WASHINGTON — Two games in, I’m calling it: this Stanley Cup final will not be a dud.
That was the fear when the playoffs began, wasn’t it? That we would have run out of steam by now. That you would have tuned out by now.
That the divisional playoff format, which pitted Boston against Toronto — the second and third best teams in the East — in the first round and then pitted Winnipeg and Nashville — the two best teams in the West — in the second round, would somehow make the final somewhere anticlimactic.
Instead, 8 million viewers watched some part of Game 1 between Vegas and Washington in Canada, which represented a 4 per cent increase from last year’s Game 1 between Pittsburgh and Nashville. The response was even more impressive in the U.S., where Game 1 drew a 3.72 rating (an average audience of about about 4.5 million viewers) — up 7 per cent from a year ago — and 3.788 million watched Game 2, which was up 16 per cent from last year and 47 per cent from 2016 when Pittsburgh played San Jose.
Part of that was obviously because of the curiosity of seeing Vegas — and not Winnipeg — in the final. But regardless of what caused you in to watch Vegas win 6-4 in Game 1, before losing 3-2 to Washington in Game 2, chances are you weren’t disappointed.
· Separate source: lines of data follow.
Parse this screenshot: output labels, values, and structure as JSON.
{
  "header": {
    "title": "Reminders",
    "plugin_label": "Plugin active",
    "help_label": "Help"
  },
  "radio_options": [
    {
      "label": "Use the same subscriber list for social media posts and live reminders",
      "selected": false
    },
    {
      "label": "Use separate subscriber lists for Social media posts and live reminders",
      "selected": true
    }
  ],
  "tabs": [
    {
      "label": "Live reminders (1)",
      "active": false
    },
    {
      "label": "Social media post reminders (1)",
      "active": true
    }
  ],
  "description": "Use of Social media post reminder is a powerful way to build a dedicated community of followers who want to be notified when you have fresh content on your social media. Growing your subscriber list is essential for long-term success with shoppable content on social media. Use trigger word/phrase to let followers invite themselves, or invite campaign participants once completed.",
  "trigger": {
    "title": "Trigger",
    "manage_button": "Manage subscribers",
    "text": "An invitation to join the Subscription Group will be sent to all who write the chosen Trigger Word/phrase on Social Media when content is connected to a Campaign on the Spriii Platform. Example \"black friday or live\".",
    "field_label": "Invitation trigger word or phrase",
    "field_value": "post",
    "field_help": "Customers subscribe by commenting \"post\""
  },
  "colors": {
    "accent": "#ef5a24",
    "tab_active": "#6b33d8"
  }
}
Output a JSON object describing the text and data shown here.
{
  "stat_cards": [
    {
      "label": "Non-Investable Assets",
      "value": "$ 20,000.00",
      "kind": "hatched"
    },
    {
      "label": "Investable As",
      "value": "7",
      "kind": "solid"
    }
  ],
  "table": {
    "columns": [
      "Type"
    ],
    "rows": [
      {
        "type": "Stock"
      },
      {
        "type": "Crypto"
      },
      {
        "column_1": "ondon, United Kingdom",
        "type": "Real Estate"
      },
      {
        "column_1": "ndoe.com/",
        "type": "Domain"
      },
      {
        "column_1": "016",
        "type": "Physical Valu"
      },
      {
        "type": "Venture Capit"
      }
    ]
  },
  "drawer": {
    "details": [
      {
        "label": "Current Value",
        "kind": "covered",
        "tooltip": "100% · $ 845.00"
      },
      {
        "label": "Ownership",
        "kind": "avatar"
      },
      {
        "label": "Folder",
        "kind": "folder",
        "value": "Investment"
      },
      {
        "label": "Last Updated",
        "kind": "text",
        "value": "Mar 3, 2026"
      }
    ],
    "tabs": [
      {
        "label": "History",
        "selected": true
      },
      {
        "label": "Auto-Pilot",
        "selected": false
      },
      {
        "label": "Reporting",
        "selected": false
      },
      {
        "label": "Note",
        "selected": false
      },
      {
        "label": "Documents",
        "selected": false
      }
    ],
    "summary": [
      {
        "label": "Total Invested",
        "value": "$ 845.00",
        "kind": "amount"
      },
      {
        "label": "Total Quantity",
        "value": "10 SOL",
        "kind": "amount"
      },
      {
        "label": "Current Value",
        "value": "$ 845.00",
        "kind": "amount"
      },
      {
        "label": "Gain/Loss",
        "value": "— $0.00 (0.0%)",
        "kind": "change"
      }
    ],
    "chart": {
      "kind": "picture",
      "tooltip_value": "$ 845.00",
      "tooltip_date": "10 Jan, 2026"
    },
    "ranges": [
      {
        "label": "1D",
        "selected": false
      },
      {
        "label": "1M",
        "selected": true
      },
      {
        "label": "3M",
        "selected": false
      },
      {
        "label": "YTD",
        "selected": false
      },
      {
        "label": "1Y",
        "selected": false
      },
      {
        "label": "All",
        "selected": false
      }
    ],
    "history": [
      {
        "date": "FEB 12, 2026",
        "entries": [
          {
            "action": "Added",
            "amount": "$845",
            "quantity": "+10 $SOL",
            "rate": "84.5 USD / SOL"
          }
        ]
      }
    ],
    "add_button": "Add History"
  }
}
How could you be? The playoffs are often about conservative approaches and tight-checking hockey. It’s board battles and working all game for a chance, which usually is the result of a deflected puck or a mad scramble in front of the net.
It’s ugly. Often, it’s boring.
That hasn’t been the case here. This series has been nasty. And it’s been exciting. There were 10 goals scored in Game 1 and another five in Game 2. None went in off anyone’s rear end.
On the first goal of Game 2, Vegas’ James Neal batted a puck out of the air with his stick and then rifled a wrist shot into the top corner. Washington then answered back with a Globetrotter-esque tic-tac-toe passing play between Andre Burakovsky, Michal Kempny and Lars Eller.
Even the saves have been spectacular.
On one end, Vegas netminder Marc-Andre Fleury has been channelling his inner Dominik Hasek with a barrel-roll stop on T.J. Oshie in Game 2. In the same game, Capitals goalie Braden Holtby made what was likely the save of the playoffs — and according to teammate Jay Beagle, “the save of his lifetime” — when he dove across the crease with his stick to rob Alex Tuch of a sure-fire goal in the final two minutes of the third period.
There’s been bone-crunching hits and spilled blood, game-winning goals from unlikely heroes and so many lead changes and momentum swings that you’d be a fool to switch channels even a second before the final buzzer.
The defensive gaffes and back-and-forth chances might not be the kind of hockey that coaches particularly like. But that’s probably a good thing. In a city that calls itself the entertainment capital of the world, the first two games in Vegas were fun, fast and filled with more surprises than the final reveal of a Penn and Teller illusion.
And really, that’s all we can ask for.
This is thrilling playoff hockey — finally. A year ago, the Penguins and Predators went through the motions in a championship series that was lacking in goals and completely devoid of passion. It was so dull that Nashville’s P.K. Subban was forced to manufacture a beef with Pittsburgh’s Sidney Crosby over bad breath.
Sure, this series began with some over-the-top theatrics courtesy of a pre-game show that was a blend of Medieval Times and Game of Thrones, as well as player introductions performed by Michael “Let’s get ready to rumble” Buffer. But the violence has been real, with Brooks Orpik unable to speak to reporters after scoring the Game 2 winner because of a crosscheck he received to the mouth late in the third period.
“I think it’s playoff hockey, and it definitely ramps up a little bit the physical play,” Golden Knights head coach Gerard Gallant said. “Guys are used to getting bumped and banged. It’s part of playoff hockey, and you fight through that stuff. I think every team is aware of what’s going to happen.”
In Game 1, the Capitals’ Tom Wilson took a healthy run at Jonathan Marchessault and blind-sided the Golden Knights’ playoff leading scorer with a late hit. Two nights later, Vegas retaliated not by going after Wilson, but rather Washington’s leading scorer.
The hit that Evgeny Kuznetsov received from Brayden McNabb might have looked clean, but it knocked Kuznetsov from the game clutching his arm. No one wants to see the best players injured, but at the same time it helped to inject life into a series.
We didn’t see this type of passion in the Boston-Toronto series or even with bitter rivals Pittsburgh and Washington. But we’re seeing it here, with two teams that had no prior playoff history heading into this series.
Game 3 is on Saturday.
Here’s hoping it goes the distance.
• Email: [email protected] | Twitter: @Michael_Traikos